FILE PHOTO: High School Basketball: Tarkanian Classic
By Steve Holland and John Ruwitch
MANILA/SHANGHAI (Reuters) - Three UCLA basketball players detained in China on suspicion of shoplifting were headed back to the United States on Tuesday after U.S. President Donald Trump said he had sought the help of Chinese President Xi Jinping in the case.
Staff for Delta Air Lines Inc confirmed that the players had boarded a Delta flight from Shanghai to Los Angeles.
"What they did was unfortunate," Trump told reporters earlier in Manila. He said the trio, who have been held since last week, could have faced long prison sentences, and described Xi's response as "terrific."
"They're working on it right now," Trump said.
Trump had raised the issue with Xi during a dinner held during the U.S. leader's Nov. 8 to 10 state visit to Beijing. Trump was in the Philippines capital for a summit of Asian leaders.
Asked about the trio and Trump's discussing the issue with Xi, China Foreign Ministry spokesman Geng Shuang told a daily news briefing in Beijing he was unable to provide any further information.
The three basketball players from the University of California, Los Angeles (UCLA) were detained by police on Nov. 7 in the eastern Chinese city of Hangzhou over allegations of shoplifting.
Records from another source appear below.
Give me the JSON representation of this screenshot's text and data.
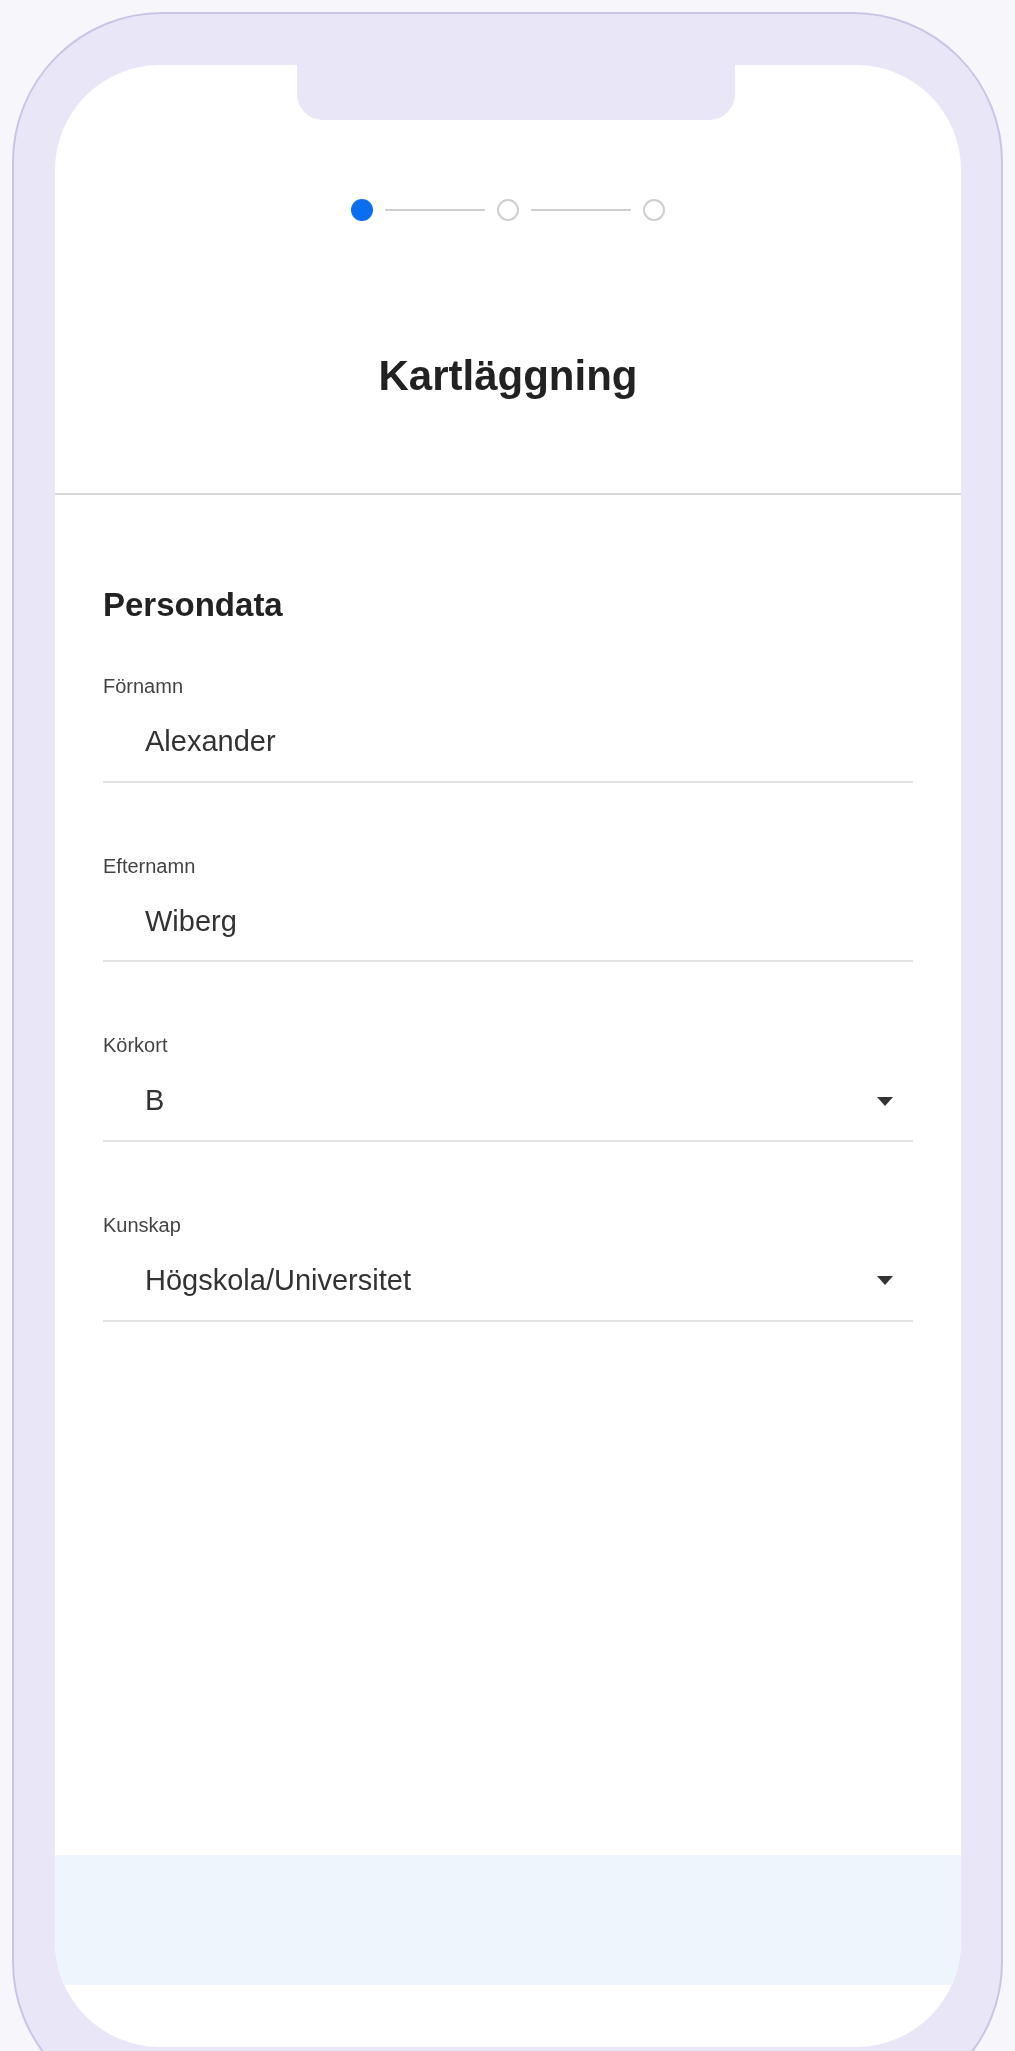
{
  "stepper": [
    {
      "selected": true
    },
    {
      "selected": false
    },
    {
      "selected": false
    }
  ],
  "title": "Kartläggning",
  "section_title": "Persondata",
  "fields": [
    {
      "kind": "text",
      "label": "Förnamn",
      "value": "Alexander"
    },
    {
      "kind": "text",
      "label": "Efternamn",
      "value": "Wiberg"
    },
    {
      "kind": "select",
      "label": "Körkort",
      "value": "B"
    },
    {
      "kind": "select",
      "label": "Kunskap",
      "value": "Högskola/Universitet"
    }
  ]
}
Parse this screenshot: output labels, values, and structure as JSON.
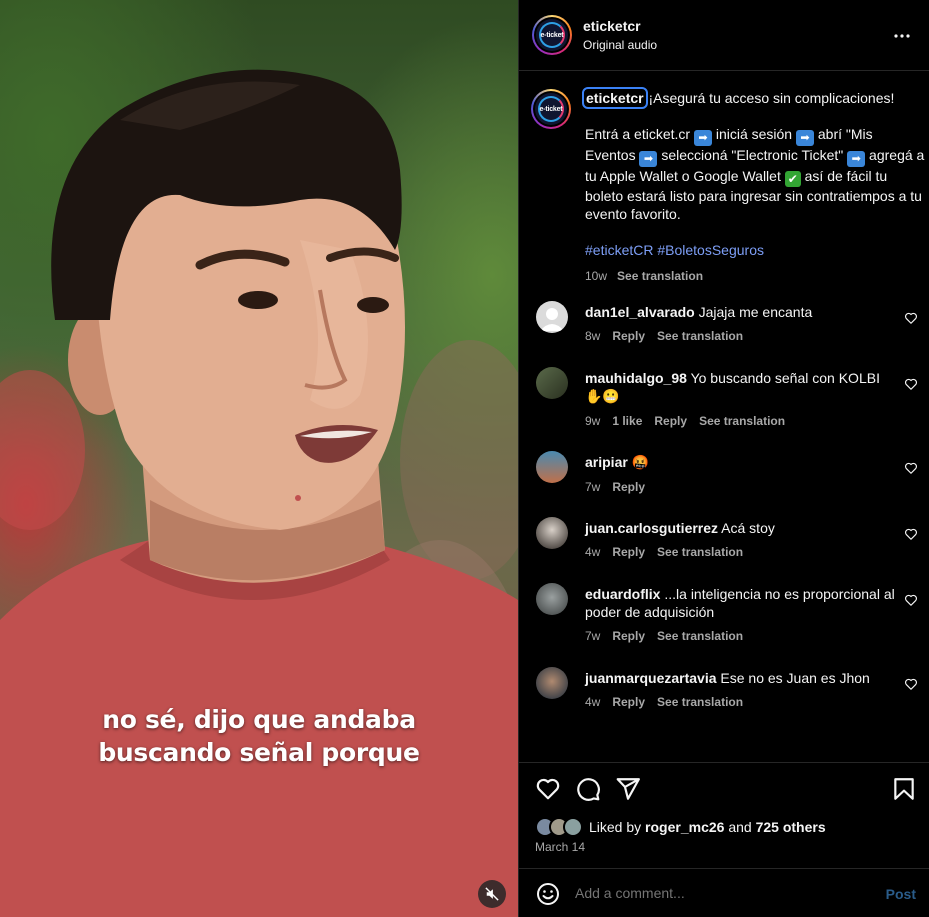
{
  "video": {
    "caption_lines": [
      "no sé, dijo que andaba",
      "buscando señal porque"
    ],
    "mute_icon": "speaker-muted-icon"
  },
  "header": {
    "username": "eticketcr",
    "audio": "Original audio",
    "avatar_text": "e-ticket",
    "more_icon": "more-horizontal-icon"
  },
  "post": {
    "username": "eticketcr",
    "headline": "¡Asegurá tu acceso sin complicaciones!",
    "body_parts": [
      "Entrá a eticket.cr ",
      " iniciá sesión ",
      " abrí \"Mis Eventos ",
      " seleccioná \"Electronic Ticket\" ",
      " agregá a tu Apple Wallet o Google Wallet ",
      " así de fácil tu boleto estará listo para ingresar sin contratiempos a tu evento favorito."
    ],
    "arrow_glyph": "➡",
    "check_glyph": "✔",
    "hashtags": "#eticketCR #BoletosSeguros",
    "age": "10w",
    "translate": "See translation"
  },
  "comments": [
    {
      "user": "dan1el_alvarado",
      "text": "Jajaja me encanta",
      "age": "8w",
      "likes": "",
      "reply": "Reply",
      "translate": "See translation"
    },
    {
      "user": "mauhidalgo_98",
      "text": "Yo buscando señal con KOLBI",
      "emoji": "✋😬",
      "age": "9w",
      "likes": "1 like",
      "reply": "Reply",
      "translate": "See translation"
    },
    {
      "user": "aripiar",
      "text": "",
      "emoji": "🤬",
      "age": "7w",
      "likes": "",
      "reply": "Reply",
      "translate": ""
    },
    {
      "user": "juan.carlosgutierrez",
      "text": "Acá stoy",
      "age": "4w",
      "likes": "",
      "reply": "Reply",
      "translate": "See translation"
    },
    {
      "user": "eduardoflix",
      "text": "...la inteligencia no es proporcional al poder de adquisición",
      "age": "7w",
      "likes": "",
      "reply": "Reply",
      "translate": "See translation"
    },
    {
      "user": "juanmarquezartavia",
      "text": "Ese no es Juan es Jhon",
      "age": "4w",
      "likes": "",
      "reply": "Reply",
      "translate": "See translation"
    }
  ],
  "actions": {
    "liked_by_prefix": "Liked by",
    "liked_by_user": "roger_mc26",
    "liked_by_and": "and",
    "others": "725 others",
    "date": "March 14"
  },
  "composer": {
    "placeholder": "Add a comment...",
    "post_label": "Post"
  },
  "colors": {
    "background": "#000000",
    "text": "#f5f5f5",
    "muted": "#a8a8a8",
    "hashtag": "#7d9ef5",
    "post_button": "#2a5c8a",
    "divider": "#262626"
  }
}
They were not on the team's return flight to the United States on Saturday.
A senior White House official said the players had been given relatively light treatment due to Trump's intervention.
"It's in large part because the president brought it up," the official told Reuters.
The UCLA team had been in China for a game against Georgia Tech in Shanghai on Saturday, which UCLA won 63-60. The teams had traveled to Hangzhou earlier in the week to visit the headquarters of the game's sponsor, Chinese tech giant Alibaba Group Holding Ltd.
The three students - freshmen LiAngelo Ball, Cody Riley and Jalen Hill - were taken in for questioning by police about alleged shoplifting from a Louis Vuitton store.
They were released from police custody early on Wednesday and had been confined to a luxury hotel pending legal proceedings.
Pac-12 Commissioner Larry Scott, who had not spoken with the three players, said what had occurred was a "very regrettable situation." Pac-12 is a college athletic conference in which UCLA participates.
"I'm just glad it's resolved and that they're on the way home safely," he told Reuters by telephone from an Anti-Defamation League Sports Leadership Council event in San Francisco.
Since the matter didn't occurred on the court, it was up to UCLA whether the players would be punished, Scott said.
(Reporting by Steve Holland in Manila and John Ruwitch in Shanghai, additional reporting by Philip Wen in BEIJING; Writing by James Pomfret and Susan Heavey; Editing by Christian Schmollinger and Bernadette Baum)